EXCERPTED RECORDS
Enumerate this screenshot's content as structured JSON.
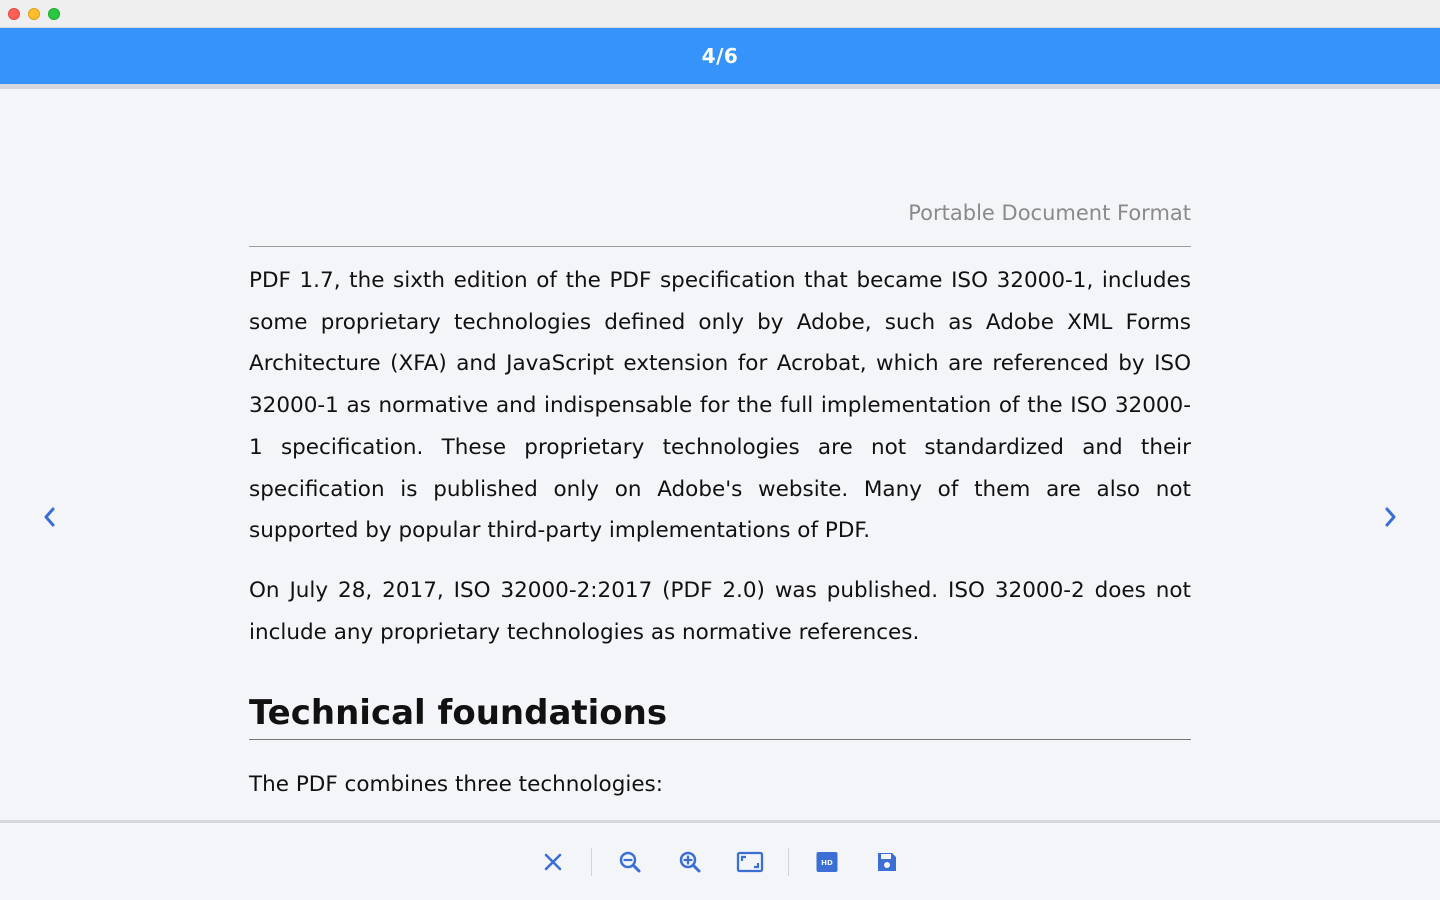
{
  "window": {
    "controls": [
      "close",
      "minimize",
      "zoom"
    ]
  },
  "header": {
    "page_counter": "4/6",
    "accent_color": "#3693fa"
  },
  "navigation": {
    "prev_icon": "chevron-left-icon",
    "next_icon": "chevron-right-icon"
  },
  "document": {
    "running_header": "Portable Document Format",
    "paragraphs": [
      "PDF 1.7, the sixth edition of the PDF specification that became ISO 32000-1, includes some proprietary technologies defined only by Adobe, such as Adobe XML Forms Architecture (XFA) and JavaScript extension for Acrobat, which are referenced by ISO 32000-1 as normative and indispensable for the full implementation of the ISO 32000-1 specification. These proprietary technologies are not standardized and their specification is published only on Adobe's website. Many of them are also not supported by popular third-party implementations of PDF.",
      "On July 28, 2017, ISO 32000-2:2017 (PDF 2.0) was published. ISO 32000-2 does not include any proprietary technologies as normative references.",
      "The PDF combines three technologies:"
    ],
    "section_heading": "Technical foundations"
  },
  "toolbar": {
    "icon_color": "#3b6fd4",
    "items": [
      "close-icon",
      "zoom-out-icon",
      "zoom-in-icon",
      "fit-page-icon",
      "hd-icon",
      "save-icon"
    ]
  }
}
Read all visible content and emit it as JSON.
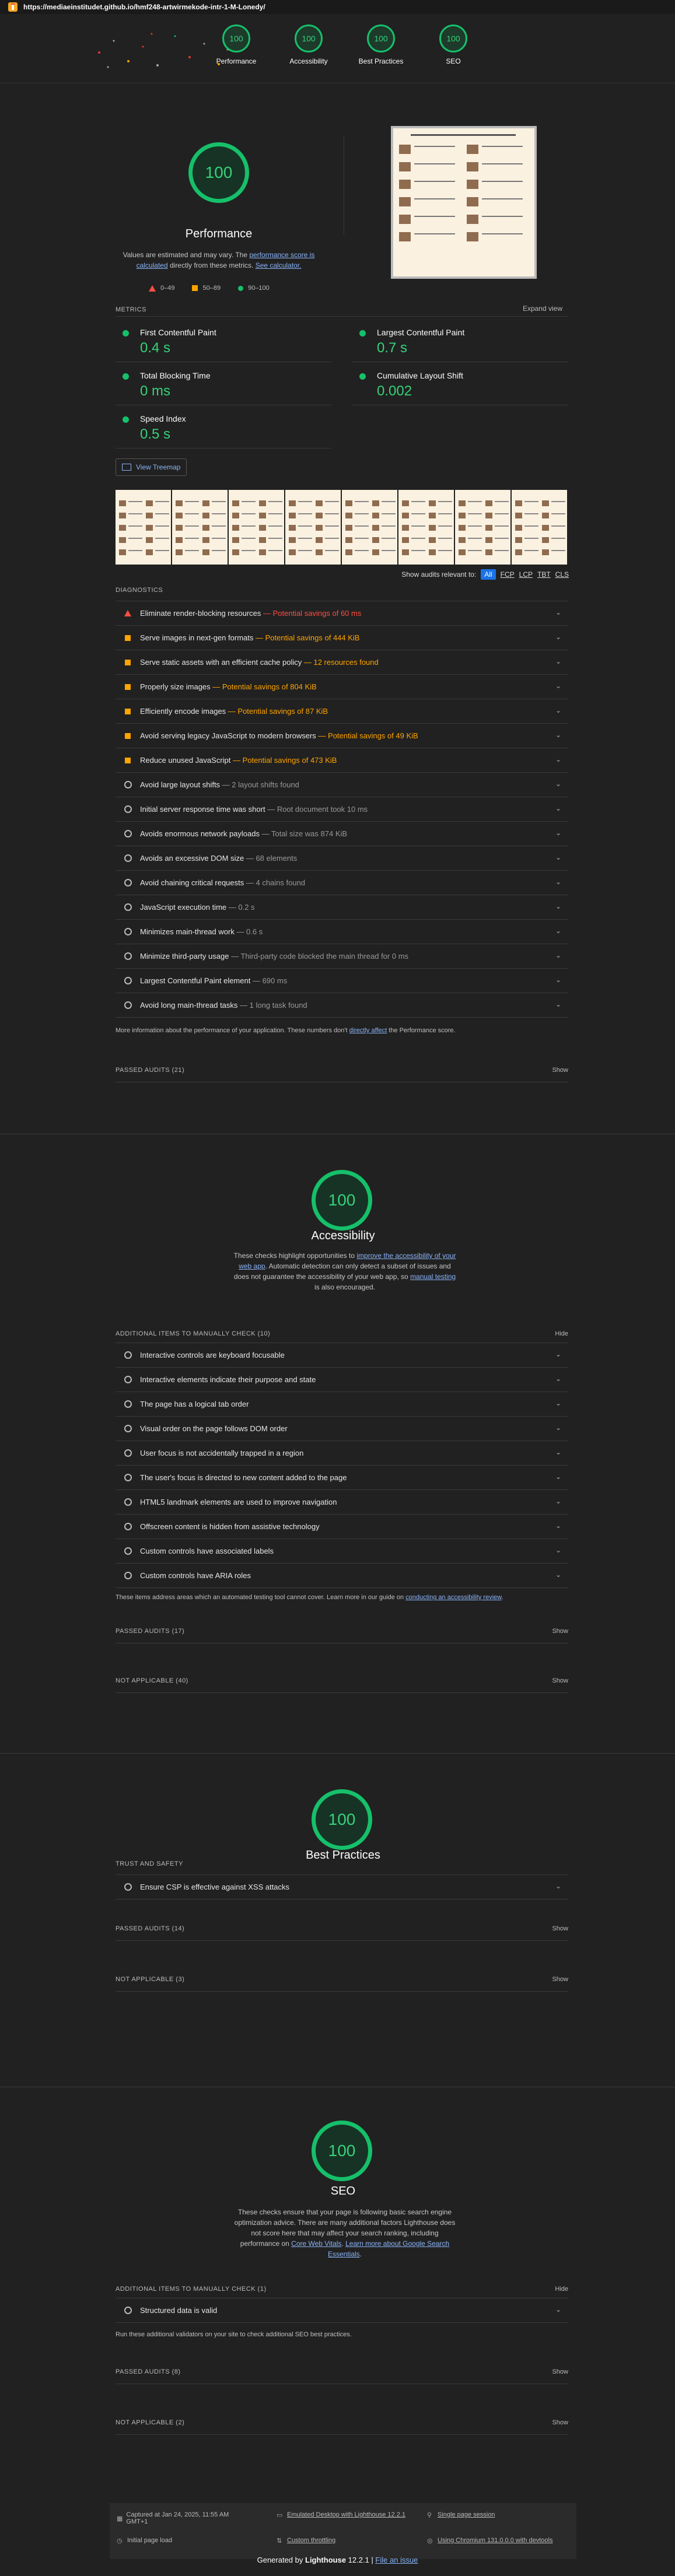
{
  "topbar": {
    "url": "https://mediaeinstitudet.github.io/hmf248-artwirmekode-intr-1-M-Lonedy/"
  },
  "nav": [
    {
      "score": "100",
      "label": "Performance"
    },
    {
      "score": "100",
      "label": "Accessibility"
    },
    {
      "score": "100",
      "label": "Best Practices"
    },
    {
      "score": "100",
      "label": "SEO"
    }
  ],
  "performance": {
    "score": "100",
    "title": "Performance",
    "desc_1": "Values are estimated and may vary. The ",
    "desc_link_1": "performance score is calculated",
    "desc_2": " directly from these metrics. ",
    "desc_link_2": "See calculator.",
    "legend": [
      {
        "label": "0–49"
      },
      {
        "label": "50–89"
      },
      {
        "label": "90–100"
      }
    ],
    "metrics_header": "METRICS",
    "expand_view": "Expand view",
    "metrics": [
      {
        "name": "First Contentful Paint",
        "value": "0.4 s"
      },
      {
        "name": "Largest Contentful Paint",
        "value": "0.7 s"
      },
      {
        "name": "Total Blocking Time",
        "value": "0 ms"
      },
      {
        "name": "Cumulative Layout Shift",
        "value": "0.002"
      },
      {
        "name": "Speed Index",
        "value": "0.5 s"
      }
    ],
    "treemap_button": "View Treemap",
    "show_audits": "Show audits relevant to:",
    "filter_tabs": [
      "All",
      "FCP",
      "LCP",
      "TBT",
      "CLS"
    ],
    "diagnostics_header": "DIAGNOSTICS",
    "audits": [
      {
        "title": "Eliminate render-blocking resources",
        "sub": " — Potential savings of 60 ms",
        "kind": "err"
      },
      {
        "title": "Serve images in next-gen formats",
        "sub": " — Potential savings of 444 KiB",
        "kind": "warn"
      },
      {
        "title": "Serve static assets with an efficient cache policy",
        "sub": " — 12 resources found",
        "kind": "warn"
      },
      {
        "title": "Properly size images",
        "sub": " — Potential savings of 804 KiB",
        "kind": "warn"
      },
      {
        "title": "Efficiently encode images",
        "sub": " — Potential savings of 87 KiB",
        "kind": "warn"
      },
      {
        "title": "Avoid serving legacy JavaScript to modern browsers",
        "sub": " — Potential savings of 49 KiB",
        "kind": "warn"
      },
      {
        "title": "Reduce unused JavaScript",
        "sub": " — Potential savings of 473 KiB",
        "kind": "warn"
      },
      {
        "title": "Avoid large layout shifts",
        "sub": " — 2 layout shifts found",
        "kind": "info"
      },
      {
        "title": "Initial server response time was short",
        "sub": " — Root document took 10 ms",
        "kind": "info"
      },
      {
        "title": "Avoids enormous network payloads",
        "sub": " — Total size was 874 KiB",
        "kind": "info"
      },
      {
        "title": "Avoids an excessive DOM size",
        "sub": " — 68 elements",
        "kind": "info"
      },
      {
        "title": "Avoid chaining critical requests",
        "sub": " — 4 chains found",
        "kind": "info"
      },
      {
        "title": "JavaScript execution time",
        "sub": " — 0.2 s",
        "kind": "info"
      },
      {
        "title": "Minimizes main-thread work",
        "sub": " — 0.6 s",
        "kind": "info"
      },
      {
        "title": "Minimize third-party usage",
        "sub": " — Third-party code blocked the main thread for 0 ms",
        "kind": "info"
      },
      {
        "title": "Largest Contentful Paint element",
        "sub": " — 690 ms",
        "kind": "info"
      },
      {
        "title": "Avoid long main-thread tasks",
        "sub": " — 1 long task found",
        "kind": "info"
      }
    ],
    "more_info_1": "More information about the performance of your application. These numbers don't ",
    "more_info_link": "directly affect",
    "more_info_2": " the Performance score.",
    "passed": "PASSED AUDITS (21)",
    "show": "Show"
  },
  "accessibility": {
    "score": "100",
    "title": "Accessibility",
    "desc_1": "These checks highlight opportunities to ",
    "desc_link_1": "improve the accessibility of your web app",
    "desc_2": ". Automatic detection can only detect a subset of issues and does not guarantee the accessibility of your web app, so ",
    "desc_link_2": "manual testing",
    "desc_3": " is also encouraged.",
    "manual_header": "ADDITIONAL ITEMS TO MANUALLY CHECK (10)",
    "hide": "Hide",
    "items": [
      "Interactive controls are keyboard focusable",
      "Interactive elements indicate their purpose and state",
      "The page has a logical tab order",
      "Visual order on the page follows DOM order",
      "User focus is not accidentally trapped in a region",
      "The user's focus is directed to new content added to the page",
      "HTML5 landmark elements are used to improve navigation",
      "Offscreen content is hidden from assistive technology",
      "Custom controls have associated labels",
      "Custom controls have ARIA roles"
    ],
    "note_1": "These items address areas which an automated testing tool cannot cover. Learn more in our guide on ",
    "note_link": "conducting an accessibility review",
    "note_2": ".",
    "passed": "PASSED AUDITS (17)",
    "not_applicable": "NOT APPLICABLE (40)",
    "show": "Show"
  },
  "best_practices": {
    "score": "100",
    "title": "Best Practices",
    "trust_header": "TRUST AND SAFETY",
    "items": [
      "Ensure CSP is effective against XSS attacks"
    ],
    "passed": "PASSED AUDITS (14)",
    "not_applicable": "NOT APPLICABLE (3)",
    "show": "Show"
  },
  "seo": {
    "score": "100",
    "title": "SEO",
    "desc_1": "These checks ensure that your page is following basic search engine optimization advice. There are many additional factors Lighthouse does not score here that may affect your search ranking, including performance on ",
    "desc_link_1": "Core Web Vitals",
    "desc_2": ". ",
    "desc_link_2": "Learn more about Google Search Essentials",
    "desc_3": ".",
    "manual_header": "ADDITIONAL ITEMS TO MANUALLY CHECK (1)",
    "hide": "Hide",
    "items": [
      "Structured data is valid"
    ],
    "note": "Run these additional validators on your site to check additional SEO best practices.",
    "passed": "PASSED AUDITS (8)",
    "not_applicable": "NOT APPLICABLE (2)",
    "show": "Show"
  },
  "footer": {
    "captured": "Captured at Jan 24, 2025, 11:55 AM GMT+1",
    "initial_load": "Initial page load",
    "emulated": "Emulated Desktop with Lighthouse 12.2.1",
    "throttling": "Custom throttling",
    "session": "Single page session",
    "chromium": "Using Chromium 131.0.0.0 with devtools",
    "generated_by": "Generated by ",
    "lighthouse": "Lighthouse",
    "version": " 12.2.1 | ",
    "file_issue": "File an issue"
  }
}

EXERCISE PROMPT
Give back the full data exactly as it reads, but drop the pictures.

RESPONSE AREA
Enumerate this screenshot's content as structured JSON.
{
  "window": {
    "controls": [
      "close",
      "minimize",
      "zoom"
    ]
  },
  "header": {
    "page_counter": "4/6",
    "accent_color": "#3693fa"
  },
  "navigation": {
    "prev_icon": "chevron-left-icon",
    "next_icon": "chevron-right-icon"
  },
  "document": {
    "running_header": "Portable Document Format",
    "paragraphs": [
      "PDF 1.7, the sixth edition of the PDF specification that became ISO 32000-1, includes some proprietary technologies defined only by Adobe, such as Adobe XML Forms Architecture (XFA) and JavaScript extension for Acrobat, which are referenced by ISO 32000-1 as normative and indispensable for the full implementation of the ISO 32000-1 specification. These proprietary technologies are not standardized and their specification is published only on Adobe's website. Many of them are also not supported by popular third-party implementations of PDF.",
      "On July 28, 2017, ISO 32000-2:2017 (PDF 2.0) was published. ISO 32000-2 does not include any proprietary technologies as normative references.",
      "The PDF combines three technologies:"
    ],
    "section_heading": "Technical foundations"
  },
  "toolbar": {
    "icon_color": "#3b6fd4",
    "items": [
      "close-icon",
      "zoom-out-icon",
      "zoom-in-icon",
      "fit-page-icon",
      "hd-icon",
      "save-icon"
    ]
  }
}
Read all visible content and emit it as JSON.
{
  "topbar": {
    "url": "https://mediaeinstitudet.github.io/hmf248-artwirmekode-intr-1-M-Lonedy/"
  },
  "nav": [
    {
      "score": "100",
      "label": "Performance"
    },
    {
      "score": "100",
      "label": "Accessibility"
    },
    {
      "score": "100",
      "label": "Best Practices"
    },
    {
      "score": "100",
      "label": "SEO"
    }
  ],
  "performance": {
    "score": "100",
    "title": "Performance",
    "desc_1": "Values are estimated and may vary. The ",
    "desc_link_1": "performance score is calculated",
    "desc_2": " directly from these metrics. ",
    "desc_link_2": "See calculator.",
    "legend": [
      {
        "label": "0–49"
      },
      {
        "label": "50–89"
      },
      {
        "label": "90–100"
      }
    ],
    "metrics_header": "METRICS",
    "expand_view": "Expand view",
    "metrics": [
      {
        "name": "First Contentful Paint",
        "value": "0.4 s"
      },
      {
        "name": "Largest Contentful Paint",
        "value": "0.7 s"
      },
      {
        "name": "Total Blocking Time",
        "value": "0 ms"
      },
      {
        "name": "Cumulative Layout Shift",
        "value": "0.002"
      },
      {
        "name": "Speed Index",
        "value": "0.5 s"
      }
    ],
    "treemap_button": "View Treemap",
    "show_audits": "Show audits relevant to:",
    "filter_tabs": [
      "All",
      "FCP",
      "LCP",
      "TBT",
      "CLS"
    ],
    "diagnostics_header": "DIAGNOSTICS",
    "audits": [
      {
        "title": "Eliminate render-blocking resources",
        "sub": " — Potential savings of 60 ms",
        "kind": "err"
      },
      {
        "title": "Serve images in next-gen formats",
        "sub": " — Potential savings of 444 KiB",
        "kind": "warn"
      },
      {
        "title": "Serve static assets with an efficient cache policy",
        "sub": " — 12 resources found",
        "kind": "warn"
      },
      {
        "title": "Properly size images",
        "sub": " — Potential savings of 804 KiB",
        "kind": "warn"
      },
      {
        "title": "Efficiently encode images",
        "sub": " — Potential savings of 87 KiB",
        "kind": "warn"
      },
      {
        "title": "Avoid serving legacy JavaScript to modern browsers",
        "sub": " — Potential savings of 49 KiB",
        "kind": "warn"
      },
      {
        "title": "Reduce unused JavaScript",
        "sub": " — Potential savings of 473 KiB",
        "kind": "warn"
      },
      {
        "title": "Avoid large layout shifts",
        "sub": " — 2 layout shifts found",
        "kind": "info"
      },
      {
        "title": "Initial server response time was short",
        "sub": " — Root document took 10 ms",
        "kind": "info"
      },
      {
        "title": "Avoids enormous network payloads",
        "sub": " — Total size was 874 KiB",
        "kind": "info"
      },
      {
        "title": "Avoids an excessive DOM size",
        "sub": " — 68 elements",
        "kind": "info"
      },
      {
        "title": "Avoid chaining critical requests",
        "sub": " — 4 chains found",
        "kind": "info"
      },
      {
        "title": "JavaScript execution time",
        "sub": " — 0.2 s",
        "kind": "info"
      },
      {
        "title": "Minimizes main-thread work",
        "sub": " — 0.6 s",
        "kind": "info"
      },
      {
        "title": "Minimize third-party usage",
        "sub": " — Third-party code blocked the main thread for 0 ms",
        "kind": "info"
      },
      {
        "title": "Largest Contentful Paint element",
        "sub": " — 690 ms",
        "kind": "info"
      },
      {
        "title": "Avoid long main-thread tasks",
        "sub": " — 1 long task found",
        "kind": "info"
      }
    ],
    "more_info_1": "More information about the performance of your application. These numbers don't ",
    "more_info_link": "directly affect",
    "more_info_2": " the Performance score.",
    "passed": "PASSED AUDITS (21)",
    "show": "Show"
  },
  "accessibility": {
    "score": "100",
    "title": "Accessibility",
    "desc_1": "These checks highlight opportunities to ",
    "desc_link_1": "improve the accessibility of your web app",
    "desc_2": ". Automatic detection can only detect a subset of issues and does not guarantee the accessibility of your web app, so ",
    "desc_link_2": "manual testing",
    "desc_3": " is also encouraged.",
    "manual_header": "ADDITIONAL ITEMS TO MANUALLY CHECK (10)",
    "hide": "Hide",
    "items": [
      "Interactive controls are keyboard focusable",
      "Interactive elements indicate their purpose and state",
      "The page has a logical tab order",
      "Visual order on the page follows DOM order",
      "User focus is not accidentally trapped in a region",
      "The user's focus is directed to new content added to the page",
      "HTML5 landmark elements are used to improve navigation",
      "Offscreen content is hidden from assistive technology",
      "Custom controls have associated labels",
      "Custom controls have ARIA roles"
    ],
    "note_1": "These items address areas which an automated testing tool cannot cover. Learn more in our guide on ",
    "note_link": "conducting an accessibility review",
    "note_2": ".",
    "passed": "PASSED AUDITS (17)",
    "not_applicable": "NOT APPLICABLE (40)",
    "show": "Show"
  },
  "best_practices": {
    "score": "100",
    "title": "Best Practices",
    "trust_header": "TRUST AND SAFETY",
    "items": [
      "Ensure CSP is effective against XSS attacks"
    ],
    "passed": "PASSED AUDITS (14)",
    "not_applicable": "NOT APPLICABLE (3)",
    "show": "Show"
  },
  "seo": {
    "score": "100",
    "title": "SEO",
    "desc_1": "These checks ensure that your page is following basic search engine optimization advice. There are many additional factors Lighthouse does not score here that may affect your search ranking, including performance on ",
    "desc_link_1": "Core Web Vitals",
    "desc_2": ". ",
    "desc_link_2": "Learn more about Google Search Essentials",
    "desc_3": ".",
    "manual_header": "ADDITIONAL ITEMS TO MANUALLY CHECK (1)",
    "hide": "Hide",
    "items": [
      "Structured data is valid"
    ],
    "note": "Run these additional validators on your site to check additional SEO best practices.",
    "passed": "PASSED AUDITS (8)",
    "not_applicable": "NOT APPLICABLE (2)",
    "show": "Show"
  },
  "footer": {
    "captured": "Captured at Jan 24, 2025, 11:55 AM GMT+1",
    "initial_load": "Initial page load",
    "emulated": "Emulated Desktop with Lighthouse 12.2.1",
    "throttling": "Custom throttling",
    "session": "Single page session",
    "chromium": "Using Chromium 131.0.0.0 with devtools",
    "generated_by": "Generated by ",
    "lighthouse": "Lighthouse",
    "version": " 12.2.1 | ",
    "file_issue": "File an issue"
  }
}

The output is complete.